(Stored entries)
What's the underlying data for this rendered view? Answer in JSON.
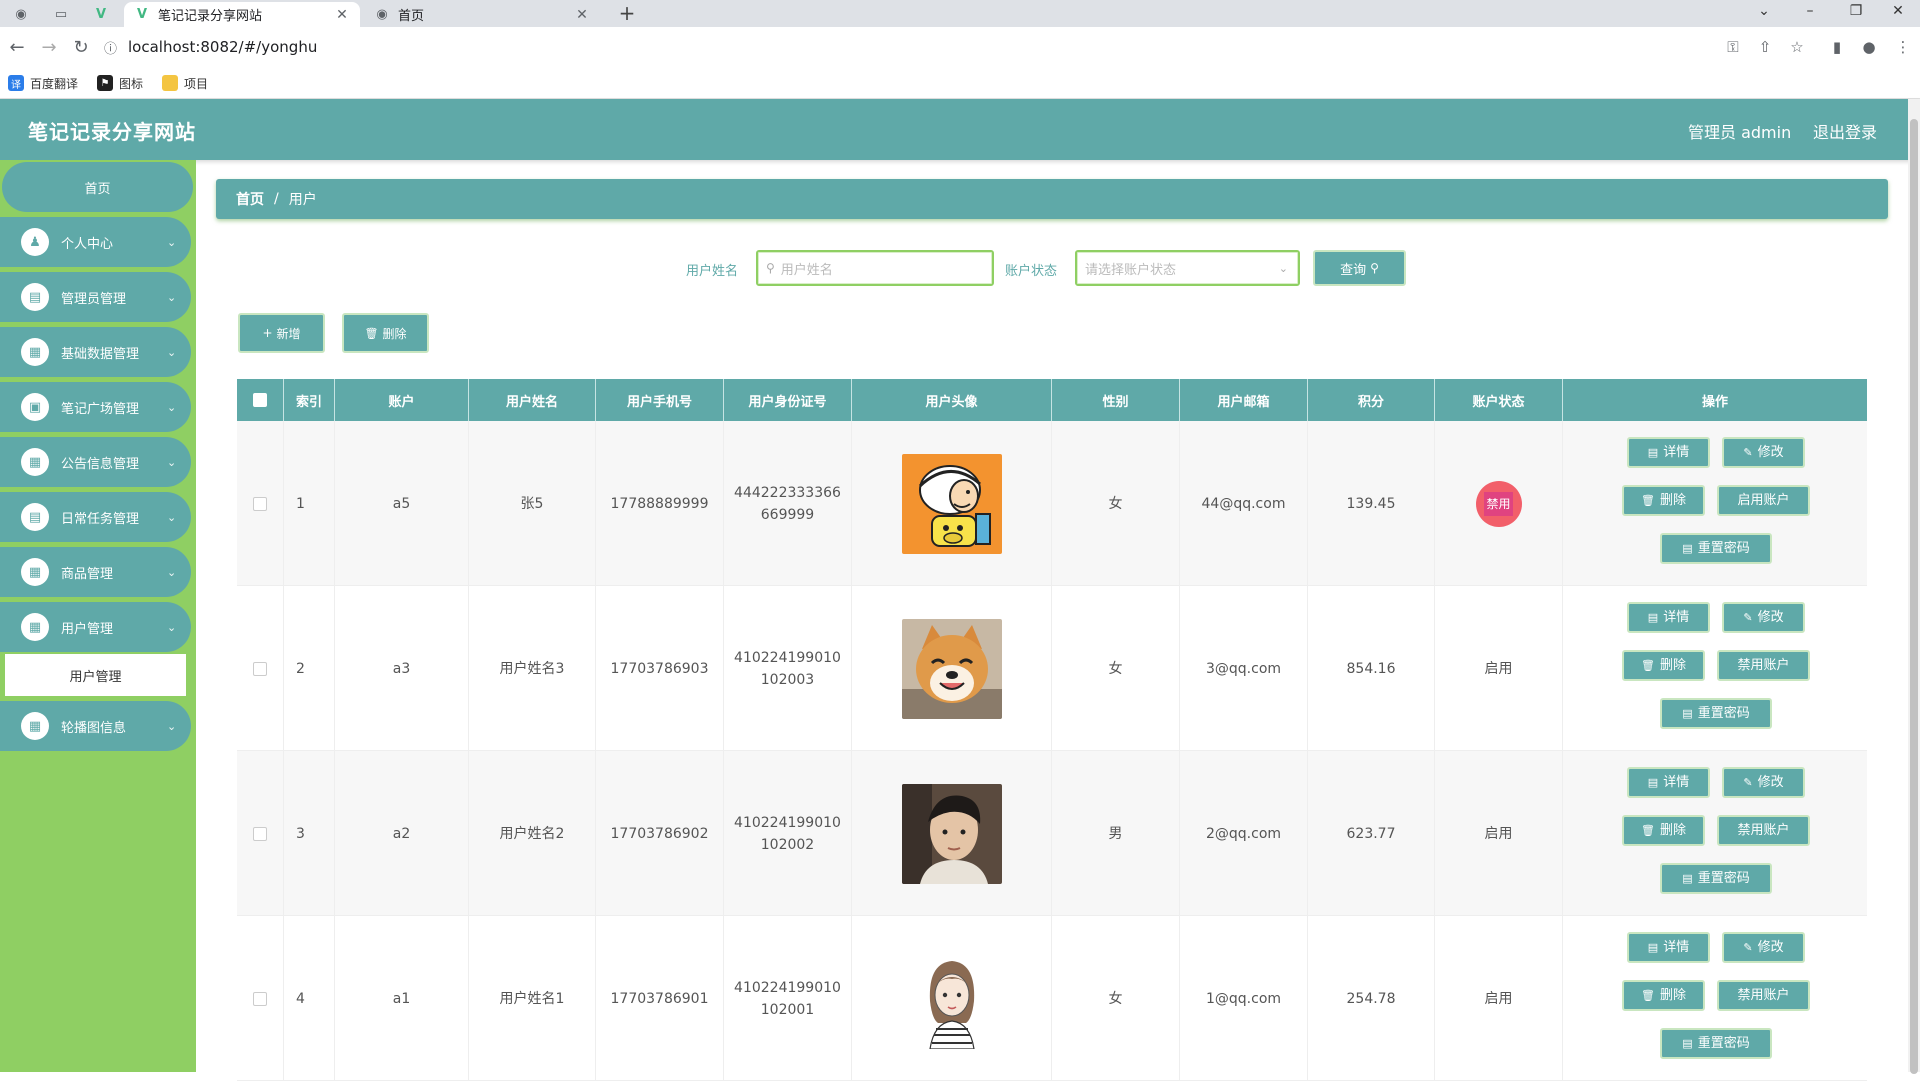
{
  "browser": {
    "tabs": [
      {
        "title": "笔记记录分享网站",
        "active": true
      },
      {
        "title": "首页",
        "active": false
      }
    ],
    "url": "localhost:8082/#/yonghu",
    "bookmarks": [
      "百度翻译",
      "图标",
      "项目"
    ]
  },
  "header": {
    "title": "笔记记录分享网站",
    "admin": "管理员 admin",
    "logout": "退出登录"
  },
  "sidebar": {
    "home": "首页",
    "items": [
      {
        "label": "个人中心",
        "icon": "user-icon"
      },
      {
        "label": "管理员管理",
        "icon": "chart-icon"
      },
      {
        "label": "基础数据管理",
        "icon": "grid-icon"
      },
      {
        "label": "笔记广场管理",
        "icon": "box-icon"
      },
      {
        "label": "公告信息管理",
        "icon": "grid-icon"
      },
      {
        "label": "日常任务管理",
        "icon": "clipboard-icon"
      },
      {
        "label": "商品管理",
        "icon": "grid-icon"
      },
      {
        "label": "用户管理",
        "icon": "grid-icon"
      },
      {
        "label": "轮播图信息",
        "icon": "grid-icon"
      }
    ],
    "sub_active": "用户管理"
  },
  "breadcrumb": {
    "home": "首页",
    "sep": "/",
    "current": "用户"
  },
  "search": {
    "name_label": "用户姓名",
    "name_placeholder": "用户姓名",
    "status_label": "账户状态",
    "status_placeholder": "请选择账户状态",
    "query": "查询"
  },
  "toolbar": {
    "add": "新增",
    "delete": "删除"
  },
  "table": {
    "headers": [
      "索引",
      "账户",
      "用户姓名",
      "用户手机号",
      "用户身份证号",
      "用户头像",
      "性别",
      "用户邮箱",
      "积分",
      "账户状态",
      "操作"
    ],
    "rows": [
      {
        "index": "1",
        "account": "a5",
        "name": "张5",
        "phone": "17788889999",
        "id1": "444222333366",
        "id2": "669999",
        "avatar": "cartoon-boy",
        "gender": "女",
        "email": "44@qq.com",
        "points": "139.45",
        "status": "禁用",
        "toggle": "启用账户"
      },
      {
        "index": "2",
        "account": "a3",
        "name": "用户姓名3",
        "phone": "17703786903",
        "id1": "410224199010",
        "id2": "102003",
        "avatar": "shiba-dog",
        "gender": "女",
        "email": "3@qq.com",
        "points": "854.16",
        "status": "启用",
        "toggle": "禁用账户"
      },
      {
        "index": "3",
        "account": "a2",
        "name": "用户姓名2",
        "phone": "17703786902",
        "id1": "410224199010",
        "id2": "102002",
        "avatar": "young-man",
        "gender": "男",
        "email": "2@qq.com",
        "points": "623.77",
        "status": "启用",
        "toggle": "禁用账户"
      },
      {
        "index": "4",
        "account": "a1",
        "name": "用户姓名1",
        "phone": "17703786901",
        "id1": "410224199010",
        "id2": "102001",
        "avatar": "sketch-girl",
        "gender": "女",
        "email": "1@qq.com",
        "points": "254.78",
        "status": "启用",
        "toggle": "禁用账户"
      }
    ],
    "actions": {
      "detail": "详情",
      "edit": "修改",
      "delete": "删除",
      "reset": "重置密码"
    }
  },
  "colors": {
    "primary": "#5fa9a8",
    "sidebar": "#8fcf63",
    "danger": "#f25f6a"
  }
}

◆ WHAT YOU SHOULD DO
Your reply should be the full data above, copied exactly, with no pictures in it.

◆ SOLUTION TO THIS TASK
What's the underlying data for this rendered view? Answer in JSON.
{
  "browser": {
    "tabs": [
      {
        "title": "笔记记录分享网站",
        "active": true
      },
      {
        "title": "首页",
        "active": false
      }
    ],
    "url": "localhost:8082/#/yonghu",
    "bookmarks": [
      "百度翻译",
      "图标",
      "项目"
    ]
  },
  "header": {
    "title": "笔记记录分享网站",
    "admin": "管理员 admin",
    "logout": "退出登录"
  },
  "sidebar": {
    "home": "首页",
    "items": [
      {
        "label": "个人中心",
        "icon": "user-icon"
      },
      {
        "label": "管理员管理",
        "icon": "chart-icon"
      },
      {
        "label": "基础数据管理",
        "icon": "grid-icon"
      },
      {
        "label": "笔记广场管理",
        "icon": "box-icon"
      },
      {
        "label": "公告信息管理",
        "icon": "grid-icon"
      },
      {
        "label": "日常任务管理",
        "icon": "clipboard-icon"
      },
      {
        "label": "商品管理",
        "icon": "grid-icon"
      },
      {
        "label": "用户管理",
        "icon": "grid-icon"
      },
      {
        "label": "轮播图信息",
        "icon": "grid-icon"
      }
    ],
    "sub_active": "用户管理"
  },
  "breadcrumb": {
    "home": "首页",
    "sep": "/",
    "current": "用户"
  },
  "search": {
    "name_label": "用户姓名",
    "name_placeholder": "用户姓名",
    "status_label": "账户状态",
    "status_placeholder": "请选择账户状态",
    "query": "查询"
  },
  "toolbar": {
    "add": "新增",
    "delete": "删除"
  },
  "table": {
    "headers": [
      "索引",
      "账户",
      "用户姓名",
      "用户手机号",
      "用户身份证号",
      "用户头像",
      "性别",
      "用户邮箱",
      "积分",
      "账户状态",
      "操作"
    ],
    "rows": [
      {
        "index": "1",
        "account": "a5",
        "name": "张5",
        "phone": "17788889999",
        "id1": "444222333366",
        "id2": "669999",
        "avatar": "cartoon-boy",
        "gender": "女",
        "email": "44@qq.com",
        "points": "139.45",
        "status": "禁用",
        "toggle": "启用账户"
      },
      {
        "index": "2",
        "account": "a3",
        "name": "用户姓名3",
        "phone": "17703786903",
        "id1": "410224199010",
        "id2": "102003",
        "avatar": "shiba-dog",
        "gender": "女",
        "email": "3@qq.com",
        "points": "854.16",
        "status": "启用",
        "toggle": "禁用账户"
      },
      {
        "index": "3",
        "account": "a2",
        "name": "用户姓名2",
        "phone": "17703786902",
        "id1": "410224199010",
        "id2": "102002",
        "avatar": "young-man",
        "gender": "男",
        "email": "2@qq.com",
        "points": "623.77",
        "status": "启用",
        "toggle": "禁用账户"
      },
      {
        "index": "4",
        "account": "a1",
        "name": "用户姓名1",
        "phone": "17703786901",
        "id1": "410224199010",
        "id2": "102001",
        "avatar": "sketch-girl",
        "gender": "女",
        "email": "1@qq.com",
        "points": "254.78",
        "status": "启用",
        "toggle": "禁用账户"
      }
    ],
    "actions": {
      "detail": "详情",
      "edit": "修改",
      "delete": "删除",
      "reset": "重置密码"
    }
  },
  "colors": {
    "primary": "#5fa9a8",
    "sidebar": "#8fcf63",
    "danger": "#f25f6a"
  }
}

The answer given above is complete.